Macbeth - scene2

Of the rest of the cast, Considine is quietly commanding as Banquo, his taciturn visage used to best effect when placed among the unsuspecting guests at the feast, and Harris’s Macduff swirls with uncontrolled hostility, as maddened in his own way as Macbeth. Thewlis is an avuncular Duncan, Debicki and Reynor minor presences due to the adaptation’s focus on the key characters, and there are smaller roles for the likes of Maurice Roëves and David Hayman.
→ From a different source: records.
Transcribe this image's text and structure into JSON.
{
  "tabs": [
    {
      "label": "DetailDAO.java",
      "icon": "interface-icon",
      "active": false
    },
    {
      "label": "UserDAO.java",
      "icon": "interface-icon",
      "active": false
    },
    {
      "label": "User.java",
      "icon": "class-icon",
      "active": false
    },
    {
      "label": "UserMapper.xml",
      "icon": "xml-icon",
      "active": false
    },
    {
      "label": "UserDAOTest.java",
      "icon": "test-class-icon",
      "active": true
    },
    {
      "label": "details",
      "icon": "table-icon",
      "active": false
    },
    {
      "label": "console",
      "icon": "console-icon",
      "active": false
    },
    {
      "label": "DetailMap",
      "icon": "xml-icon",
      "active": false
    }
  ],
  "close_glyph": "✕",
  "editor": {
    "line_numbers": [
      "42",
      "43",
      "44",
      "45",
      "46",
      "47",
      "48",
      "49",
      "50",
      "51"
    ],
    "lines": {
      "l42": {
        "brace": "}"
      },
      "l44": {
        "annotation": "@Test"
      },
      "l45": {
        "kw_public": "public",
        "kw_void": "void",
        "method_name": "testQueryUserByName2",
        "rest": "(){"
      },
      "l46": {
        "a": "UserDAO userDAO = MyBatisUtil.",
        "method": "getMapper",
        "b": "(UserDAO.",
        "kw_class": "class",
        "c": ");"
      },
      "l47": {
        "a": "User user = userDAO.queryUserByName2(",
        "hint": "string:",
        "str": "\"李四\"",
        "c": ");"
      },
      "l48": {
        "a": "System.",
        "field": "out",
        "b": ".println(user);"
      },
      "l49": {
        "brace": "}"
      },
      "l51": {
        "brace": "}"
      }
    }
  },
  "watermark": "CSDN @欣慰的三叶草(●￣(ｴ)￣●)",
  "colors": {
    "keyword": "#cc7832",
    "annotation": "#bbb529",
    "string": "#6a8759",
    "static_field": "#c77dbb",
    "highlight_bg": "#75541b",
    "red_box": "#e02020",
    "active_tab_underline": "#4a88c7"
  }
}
The violence is stylised, though not as bloody as you might expect, and the make up team have done a great job adding various scars and cuts where needed (and excel themselves with Macduff’s broken nose). The costumes are functional rather than ornate – though Duncan sports what looks like a scarf made by a favoured child – and it’s photographed with rigorous style and impressive use of filters by Adam Arkapaw, Kurzel’s cinematographer on Snowtown (2011). There’s also a terrifically mournful, plaintive score supplied by Jed Kurzel that acts as a character in its own right, and underscores the tragedy of events with such conviction that it’s ultimately haunting.

Rating: 9/10 – easily the best Shakespeare adaptation in a very long time, Macbeth is a triumph of casting, directing, scripting, filming, and every other aspect required to make this one of the films of the year; an oft-told tale given a new lease of life through its presentation of the title character enduring a semi-lucid fever dream of grandeur, madness and inevitable tragedy, this is a tour-de-force of modern movie making and not to be missed.